The question is no longer whether Trump did it — it’s whether he’ll get away with it

The more Trump thinks he can act without consequence, the bigger threat he becomes.
The more Trump thinks he can act without consequence, the bigger threat he becomes. Joseph Sohm/

He did the thing.

There's no question he did the thing.

Everything that's happening now — the theatrics and distractions, the media analyses and pundit fulminations, the nitpicking and obfuscations, now the open witness tampering — is noise, a spectacle that will elicit more heat than light and should only reinforce what any clear-eyed person who's been paying attention already knows.

He did the thing.

That is, extortion: President Trump held up nearly $400 million in aid to Ukraine — money to help that country fight Russian-backed separatists — to force Ukraine's government to announce investigations into Joe Biden and a conspiracy theory to undermine the intelligence community's conclusion that the Russians worked with Wikileaks to help Trump's 2016 campaign.

To be sure, quid pro quos are the mother's milk of foreign policy. When Biden, in 2016, at the behest of the Obama administration, the European Union, and the International Monetary Fund, threatened to withhold $1 billion in loan guarantees from Ukraine unless it removed a state prosecutor viewed as corrupt or ineffective, that was a quid pro quo.

What Trump did is qualitatively different. Biden acted in furtherance of U.S. foreign policy. Trump acted in furtherance of Trump.

There's no evidence that Biden did anything illegal or that the Ukrainians conspired to frame Russia for election interference, as the conspiracy theory goes. If there was, that would be a matter for the Department of Justice, not Trump's personal attorney, Rudy Giuliani, and a cadre of hacks ham-fistedly coercing the reluctant Ukrainians to interfere in American elections.

Trump did the thing. And the thing came within days of working.

As The New York Times and others have reported, in early September, Ukrainian president Volodymyr Zelensky was ready to capitulate to Trump's demands. He scheduled an interview with CNN's Fareed Zakaria on September 13, where he planned to announce Trump's desired investigations.

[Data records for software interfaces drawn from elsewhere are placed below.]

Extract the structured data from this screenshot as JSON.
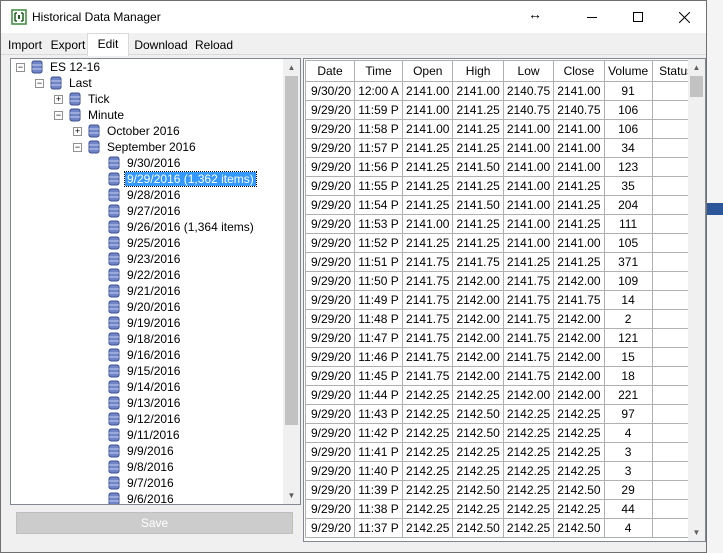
{
  "window": {
    "title": "Historical Data Manager"
  },
  "tabs": [
    "Import",
    "Export",
    "Edit",
    "Download",
    "Reload"
  ],
  "active_tab": "Edit",
  "tree": {
    "root": "ES 12-16",
    "last": "Last",
    "tick": "Tick",
    "minute": "Minute",
    "october": "October 2016",
    "september": "September 2016",
    "days": [
      "9/30/2016",
      "9/29/2016 (1,362 items)",
      "9/28/2016",
      "9/27/2016",
      "9/26/2016 (1,364 items)",
      "9/25/2016",
      "9/23/2016",
      "9/22/2016",
      "9/21/2016",
      "9/20/2016",
      "9/19/2016",
      "9/18/2016",
      "9/16/2016",
      "9/15/2016",
      "9/14/2016",
      "9/13/2016",
      "9/12/2016",
      "9/11/2016",
      "9/9/2016",
      "9/8/2016",
      "9/7/2016",
      "9/6/2016"
    ],
    "selected_day": "9/29/2016 (1,362 items)"
  },
  "save_label": "Save",
  "grid": {
    "columns": [
      "Date",
      "Time",
      "Open",
      "High",
      "Low",
      "Close",
      "Volume",
      "Status"
    ],
    "rows": [
      [
        "9/30/20",
        "12:00 A",
        "2141.00",
        "2141.00",
        "2140.75",
        "2141.00",
        "91",
        ""
      ],
      [
        "9/29/20",
        "11:59 P",
        "2141.00",
        "2141.25",
        "2140.75",
        "2140.75",
        "106",
        ""
      ],
      [
        "9/29/20",
        "11:58 P",
        "2141.00",
        "2141.25",
        "2141.00",
        "2141.00",
        "106",
        ""
      ],
      [
        "9/29/20",
        "11:57 P",
        "2141.25",
        "2141.25",
        "2141.00",
        "2141.00",
        "34",
        ""
      ],
      [
        "9/29/20",
        "11:56 P",
        "2141.25",
        "2141.50",
        "2141.00",
        "2141.00",
        "123",
        ""
      ],
      [
        "9/29/20",
        "11:55 P",
        "2141.25",
        "2141.25",
        "2141.00",
        "2141.25",
        "35",
        ""
      ],
      [
        "9/29/20",
        "11:54 P",
        "2141.25",
        "2141.50",
        "2141.00",
        "2141.25",
        "204",
        ""
      ],
      [
        "9/29/20",
        "11:53 P",
        "2141.00",
        "2141.25",
        "2141.00",
        "2141.25",
        "111",
        ""
      ],
      [
        "9/29/20",
        "11:52 P",
        "2141.25",
        "2141.25",
        "2141.00",
        "2141.00",
        "105",
        ""
      ],
      [
        "9/29/20",
        "11:51 P",
        "2141.75",
        "2141.75",
        "2141.25",
        "2141.25",
        "371",
        ""
      ],
      [
        "9/29/20",
        "11:50 P",
        "2141.75",
        "2142.00",
        "2141.75",
        "2142.00",
        "109",
        ""
      ],
      [
        "9/29/20",
        "11:49 P",
        "2141.75",
        "2142.00",
        "2141.75",
        "2141.75",
        "14",
        ""
      ],
      [
        "9/29/20",
        "11:48 P",
        "2141.75",
        "2142.00",
        "2141.75",
        "2142.00",
        "2",
        ""
      ],
      [
        "9/29/20",
        "11:47 P",
        "2141.75",
        "2142.00",
        "2141.75",
        "2142.00",
        "121",
        ""
      ],
      [
        "9/29/20",
        "11:46 P",
        "2141.75",
        "2142.00",
        "2141.75",
        "2142.00",
        "15",
        ""
      ],
      [
        "9/29/20",
        "11:45 P",
        "2141.75",
        "2142.00",
        "2141.75",
        "2142.00",
        "18",
        ""
      ],
      [
        "9/29/20",
        "11:44 P",
        "2142.25",
        "2142.25",
        "2142.00",
        "2142.00",
        "221",
        ""
      ],
      [
        "9/29/20",
        "11:43 P",
        "2142.25",
        "2142.50",
        "2142.25",
        "2142.25",
        "97",
        ""
      ],
      [
        "9/29/20",
        "11:42 P",
        "2142.25",
        "2142.50",
        "2142.25",
        "2142.25",
        "4",
        ""
      ],
      [
        "9/29/20",
        "11:41 P",
        "2142.25",
        "2142.25",
        "2142.25",
        "2142.25",
        "3",
        ""
      ],
      [
        "9/29/20",
        "11:40 P",
        "2142.25",
        "2142.25",
        "2142.25",
        "2142.25",
        "3",
        ""
      ],
      [
        "9/29/20",
        "11:39 P",
        "2142.25",
        "2142.50",
        "2142.25",
        "2142.50",
        "29",
        ""
      ],
      [
        "9/29/20",
        "11:38 P",
        "2142.25",
        "2142.25",
        "2142.25",
        "2142.25",
        "44",
        ""
      ],
      [
        "9/29/20",
        "11:37 P",
        "2142.25",
        "2142.50",
        "2142.25",
        "2142.50",
        "4",
        ""
      ]
    ]
  },
  "colors": {
    "selection": "#3399ff",
    "icon_blue": "#6f85c8",
    "disabled_button": "#cccccc"
  },
  "icons": {
    "app": "calendar-bracket-icon",
    "node": "database-icon"
  }
}
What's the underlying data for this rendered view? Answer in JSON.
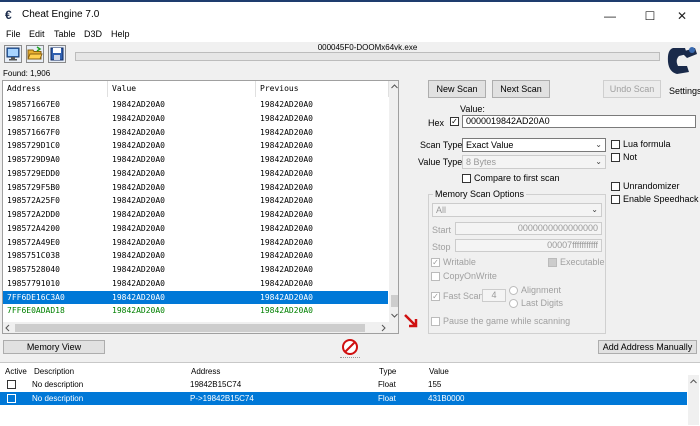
{
  "window": {
    "title": "Cheat Engine 7.0",
    "app_icon_glyph": "€",
    "minimize_glyph": "—",
    "maximize_glyph": "☐",
    "close_glyph": "✕"
  },
  "menu": [
    "File",
    "Edit",
    "Table",
    "D3D",
    "Help"
  ],
  "process_name": "000045F0-DOOMx64vk.exe",
  "found_text": "Found: 1,906",
  "results": {
    "headers": [
      "Address",
      "Value",
      "Previous"
    ],
    "rows": [
      {
        "address": "198571667E0",
        "value": "19842AD20A0",
        "previous": "19842AD20A0"
      },
      {
        "address": "198571667E8",
        "value": "19842AD20A0",
        "previous": "19842AD20A0"
      },
      {
        "address": "198571667F0",
        "value": "19842AD20A0",
        "previous": "19842AD20A0"
      },
      {
        "address": "1985729D1C0",
        "value": "19842AD20A0",
        "previous": "19842AD20A0"
      },
      {
        "address": "1985729D9A0",
        "value": "19842AD20A0",
        "previous": "19842AD20A0"
      },
      {
        "address": "1985729EDD0",
        "value": "19842AD20A0",
        "previous": "19842AD20A0"
      },
      {
        "address": "1985729F5B0",
        "value": "19842AD20A0",
        "previous": "19842AD20A0"
      },
      {
        "address": "198572A25F0",
        "value": "19842AD20A0",
        "previous": "19842AD20A0"
      },
      {
        "address": "198572A2DD0",
        "value": "19842AD20A0",
        "previous": "19842AD20A0"
      },
      {
        "address": "198572A4200",
        "value": "19842AD20A0",
        "previous": "19842AD20A0"
      },
      {
        "address": "198572A49E0",
        "value": "19842AD20A0",
        "previous": "19842AD20A0"
      },
      {
        "address": "1985751C038",
        "value": "19842AD20A0",
        "previous": "19842AD20A0"
      },
      {
        "address": "19857528040",
        "value": "19842AD20A0",
        "previous": "19842AD20A0"
      },
      {
        "address": "19857791010",
        "value": "19842AD20A0",
        "previous": "19842AD20A0"
      },
      {
        "address": "7FF6DE16C3A0",
        "value": "19842AD20A0",
        "previous": "19842AD20A0",
        "selected": true
      },
      {
        "address": "7FF6E0ADAD18",
        "value": "19842AD20A0",
        "previous": "19842AD20A0",
        "static": true
      }
    ]
  },
  "scan": {
    "new_scan": "New Scan",
    "next_scan": "Next Scan",
    "undo_scan": "Undo Scan",
    "settings": "Settings",
    "value_label": "Value:",
    "hex_label": "Hex",
    "hex_checked": true,
    "value": "0000019842AD20A0",
    "scan_type_label": "Scan Type",
    "scan_type": "Exact Value",
    "value_type_label": "Value Type",
    "value_type": "8 Bytes",
    "compare_first": "Compare to first scan",
    "lua_formula": "Lua formula",
    "not_label": "Not",
    "unrandomizer": "Unrandomizer",
    "enable_speedhack": "Enable Speedhack"
  },
  "memory_options": {
    "title": "Memory Scan Options",
    "region": "All",
    "start_label": "Start",
    "start": "0000000000000000",
    "stop_label": "Stop",
    "stop": "00007fffffffffff",
    "writable": "Writable",
    "executable": "Executable",
    "copy_on_write": "CopyOnWrite",
    "fast_scan": "Fast Scan",
    "fast_scan_value": "4",
    "alignment": "Alignment",
    "last_digits": "Last Digits",
    "pause_game": "Pause the game while scanning"
  },
  "bottom": {
    "memory_view": "Memory View",
    "add_address": "Add Address Manually"
  },
  "address_table": {
    "headers": [
      "Active",
      "Description",
      "Address",
      "Type",
      "Value"
    ],
    "rows": [
      {
        "description": "No description",
        "address": "19842B15C74",
        "type": "Float",
        "value": "155"
      },
      {
        "description": "No description",
        "address": "P->19842B15C74",
        "type": "Float",
        "value": "431B0000",
        "selected": true
      }
    ]
  },
  "colors": {
    "selection": "#0078d7",
    "static_address": "#008000",
    "stop_red": "#d01010"
  }
}
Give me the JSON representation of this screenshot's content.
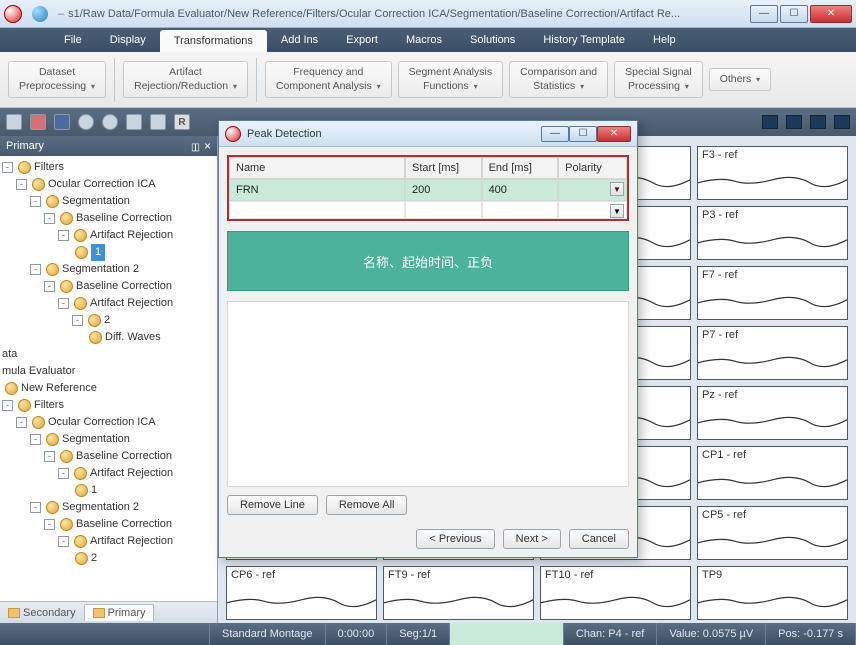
{
  "title": "s1/Raw Data/Formula Evaluator/New Reference/Filters/Ocular Correction ICA/Segmentation/Baseline Correction/Artifact Re...",
  "menu": [
    "File",
    "Display",
    "Transformations",
    "Add Ins",
    "Export",
    "Macros",
    "Solutions",
    "History Template",
    "Help"
  ],
  "menu_active": 2,
  "ribbon": [
    "Dataset\nPreprocessing",
    "Artifact\nRejection/Reduction",
    "Frequency and\nComponent Analysis",
    "Segment Analysis\nFunctions",
    "Comparison and\nStatistics",
    "Special Signal\nProcessing",
    "Others"
  ],
  "side": {
    "title": "Primary",
    "tree": [
      {
        "ind": 0,
        "tw": "-",
        "label": "Filters"
      },
      {
        "ind": 1,
        "tw": "-",
        "label": "Ocular Correction ICA"
      },
      {
        "ind": 2,
        "tw": "-",
        "label": "Segmentation"
      },
      {
        "ind": 3,
        "tw": "-",
        "label": "Baseline Correction"
      },
      {
        "ind": 4,
        "tw": "-",
        "label": "Artifact Rejection"
      },
      {
        "ind": 5,
        "tw": "",
        "label": "1",
        "sel": true
      },
      {
        "ind": 2,
        "tw": "-",
        "label": "Segmentation 2"
      },
      {
        "ind": 3,
        "tw": "-",
        "label": "Baseline Correction"
      },
      {
        "ind": 4,
        "tw": "-",
        "label": "Artifact Rejection"
      },
      {
        "ind": 5,
        "tw": "-",
        "label": "2"
      },
      {
        "ind": 6,
        "tw": "",
        "label": "Diff. Waves"
      },
      {
        "ind": 0,
        "tw": "",
        "label": "ata",
        "nogear": true
      },
      {
        "ind": 0,
        "tw": "",
        "label": "mula Evaluator",
        "nogear": true
      },
      {
        "ind": 0,
        "tw": "",
        "label": "New Reference"
      },
      {
        "ind": 0,
        "tw": "-",
        "label": "Filters"
      },
      {
        "ind": 1,
        "tw": "-",
        "label": "Ocular Correction ICA"
      },
      {
        "ind": 2,
        "tw": "-",
        "label": "Segmentation"
      },
      {
        "ind": 3,
        "tw": "-",
        "label": "Baseline Correction"
      },
      {
        "ind": 4,
        "tw": "-",
        "label": "Artifact Rejection"
      },
      {
        "ind": 5,
        "tw": "",
        "label": "1"
      },
      {
        "ind": 2,
        "tw": "-",
        "label": "Segmentation 2"
      },
      {
        "ind": 3,
        "tw": "-",
        "label": "Baseline Correction"
      },
      {
        "ind": 4,
        "tw": "-",
        "label": "Artifact Rejection"
      },
      {
        "ind": 5,
        "tw": "",
        "label": "2"
      }
    ],
    "tabs": [
      "Secondary",
      "Primary"
    ],
    "tab_active": 1
  },
  "dialog": {
    "title": "Peak Detection",
    "cols": [
      "Name",
      "Start [ms]",
      "End [ms]",
      "Polarity"
    ],
    "row": {
      "name": "FRN",
      "start": "200",
      "end": "400",
      "pol": ""
    },
    "annotation": "名称、起始时间、正负",
    "remove_line": "Remove Line",
    "remove_all": "Remove All",
    "prev": "< Previous",
    "next": "Next >",
    "cancel": "Cancel"
  },
  "channels": [
    "",
    "",
    "",
    "F3 - ref",
    "",
    "",
    "",
    "P3 - ref",
    "",
    "",
    "",
    "F7 - ref",
    "",
    "",
    "",
    "P7 - ref",
    "",
    "",
    "",
    "Pz - ref",
    "",
    "",
    "",
    "CP1 - ref",
    "",
    "",
    "",
    "CP5 - ref",
    "CP6 - ref",
    "FT9 - ref",
    "FT10 - ref",
    "TP9"
  ],
  "status": {
    "montage": "Standard Montage",
    "time": "0:00:00",
    "seg": "Seg:1/1",
    "chan": "Chan:  P4 - ref",
    "value": "Value:  0.0575 µV",
    "pos": "Pos:  -0.177 s"
  }
}
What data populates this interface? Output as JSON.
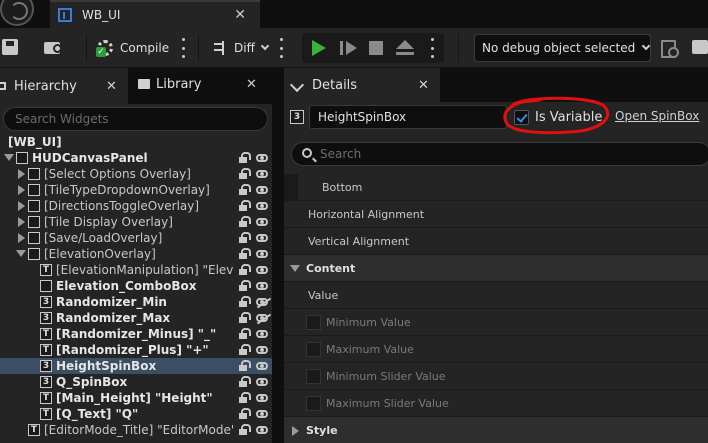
{
  "document_tab": {
    "title": "WB_UI",
    "close": "✕"
  },
  "toolbar": {
    "compile_label": "Compile",
    "diff_label": "Diff",
    "debug_object": "No debug object selected"
  },
  "left_panel": {
    "tabs": [
      {
        "label": "Hierarchy",
        "close": "✕"
      },
      {
        "label": "Library",
        "close": "✕"
      }
    ],
    "search_placeholder": "Search Widgets",
    "tree": [
      {
        "label": "[WB_UI]",
        "bold": true,
        "icon": "",
        "expander": ""
      },
      {
        "label": "HUDCanvasPanel",
        "bold": true,
        "icon": "canvas",
        "expander": "open"
      },
      {
        "label": "[Select Options Overlay]",
        "bold": false,
        "icon": "overlay",
        "expander": "closed"
      },
      {
        "label": "[TileTypeDropdownOverlay]",
        "bold": false,
        "icon": "overlay",
        "expander": "closed"
      },
      {
        "label": "[DirectionsToggleOverlay]",
        "bold": false,
        "icon": "overlay",
        "expander": "closed"
      },
      {
        "label": "[Tile Display Overlay]",
        "bold": false,
        "icon": "overlay",
        "expander": "closed"
      },
      {
        "label": "[Save/LoadOverlay]",
        "bold": false,
        "icon": "overlay",
        "expander": "closed"
      },
      {
        "label": "[ElevationOverlay]",
        "bold": false,
        "icon": "overlay",
        "expander": "open"
      },
      {
        "label": "[ElevationManipulation] \"Elevation",
        "bold": false,
        "icon": "T",
        "expander": ""
      },
      {
        "label": "Elevation_ComboBox",
        "bold": true,
        "icon": "combo",
        "expander": ""
      },
      {
        "label": "Randomizer_Min",
        "bold": true,
        "icon": "3",
        "expander": ""
      },
      {
        "label": "Randomizer_Max",
        "bold": true,
        "icon": "3",
        "expander": ""
      },
      {
        "label": "[Randomizer_Minus] \"_\"",
        "bold": true,
        "icon": "T",
        "expander": ""
      },
      {
        "label": "[Randomizer_Plus] \"+\"",
        "bold": true,
        "icon": "T",
        "expander": ""
      },
      {
        "label": "HeightSpinBox",
        "bold": true,
        "icon": "3",
        "expander": "",
        "selected": true
      },
      {
        "label": "Q_SpinBox",
        "bold": true,
        "icon": "3",
        "expander": ""
      },
      {
        "label": "[Main_Height] \"Height\"",
        "bold": true,
        "icon": "T",
        "expander": ""
      },
      {
        "label": "[Q_Text] \"Q\"",
        "bold": true,
        "icon": "T",
        "expander": ""
      },
      {
        "label": "[EditorMode_Title] \"EditorMode\"",
        "bold": false,
        "icon": "T",
        "expander": ""
      }
    ]
  },
  "details_panel": {
    "tab": {
      "label": "Details",
      "close": "✕"
    },
    "widget_name": "HeightSpinBox",
    "is_variable_label": "Is Variable",
    "is_variable_checked": true,
    "open_link": "Open SpinBox",
    "search_placeholder": "Search",
    "rows": [
      {
        "label": "Bottom",
        "kind": "sub"
      },
      {
        "label": "Horizontal Alignment",
        "kind": "plain"
      },
      {
        "label": "Vertical Alignment",
        "kind": "plain"
      },
      {
        "label": "Content",
        "kind": "header"
      },
      {
        "label": "Value",
        "kind": "plain"
      },
      {
        "label": "Minimum Value",
        "kind": "check"
      },
      {
        "label": "Maximum Value",
        "kind": "check"
      },
      {
        "label": "Minimum Slider Value",
        "kind": "check"
      },
      {
        "label": "Maximum Slider Value",
        "kind": "check"
      },
      {
        "label": "Style",
        "kind": "header-closed"
      }
    ]
  },
  "colors": {
    "accent_green": "#3ab33a",
    "selection": "#3b4e63",
    "highlight_ring": "#e01010",
    "checkbox_check": "#3b8ee8"
  }
}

Zelensky was against a wall. The funding Congress had approved expired on September 30. If Trump didn't release it by then, it would vanish. Trump's surrogates had made clear the president's terms. As EU ambassador Gordon Sondland admitted to Congress, he told Ukraine that the "resumption of the U.S. aid would likely not occur until Ukraine provided the public anticorruption statement that we had been discussing for many weeks."

William Taylor, the top diplomat in Ukraine, testified that Sondland told him that Trump "wanted President Zelensky in a public box by making a public statement about ordering such investigations."

On September 9, however, the Intelligence Community's inspector general notified House Intelligence Committee chairman Adam Schiff about the whistleblower complaint. That day, three congressional committees opened an investigation into whether Giuliani was attempting to "pressure the government of Ukraine to assist the President's re-election campaign."

On September 11, amid mounting pressure, the White House released the aid money. On September 13, Schiff went public with news of the whistleblower complaint.

With money in hand and Trump's extortion plot out in the open, Zelensky bailed on the interview.

Trump did the thing. That's no longer the pertinent question.

The question is whether he'll get away with it. He's already gotten away with it once.

In July, Special Counsel Robert Mueller gave a halting performance in a televised congressional hearing, and Democrats' impeachment momentum stalled, despite the multiple incidents of obstruction of justice Mueller documented in his report.

The very next day, an emboldened Trump was on the phone shaking down Zelensky, telling him that if he wanted the money, he'd better make with the investigations.

That gets at a key point: The more Trump thinks he can act without consequence, the less inhibited he'll be; the less inhibited he becomes, the bigger threat he'll pose to our institutions and democratic norms.

At the end of this sturm und drang — after the inevitable impeachment, after the trial in the Senate, after the avalanche of bullshit that will flood our news feeds — the only question that will matter is whether Republican senators have the courage to rebuke the president and his propagandists, whether they'll acknowledge the corruption staring them in the face, whether they'll place themselves on the right side of history or submit fully to the rising tide of authoritarianism consuming the Republican Party.

Having watched events unfold last week, and for the last three years, I fear I know the answer — even though they, too, know he did the thing.

Stay on top of Detroit news and views. Sign up for our weekly issue newsletter delivered each Wednesday.

Jeffrey C. Billman

North Carolina-based journalist, focusing on politics and policy analysis.
Scroll to read more Informed Dissent articles

Join Detroit Metro Times Newsletters

Subscribe now to get the latest news delivered right to your inbox.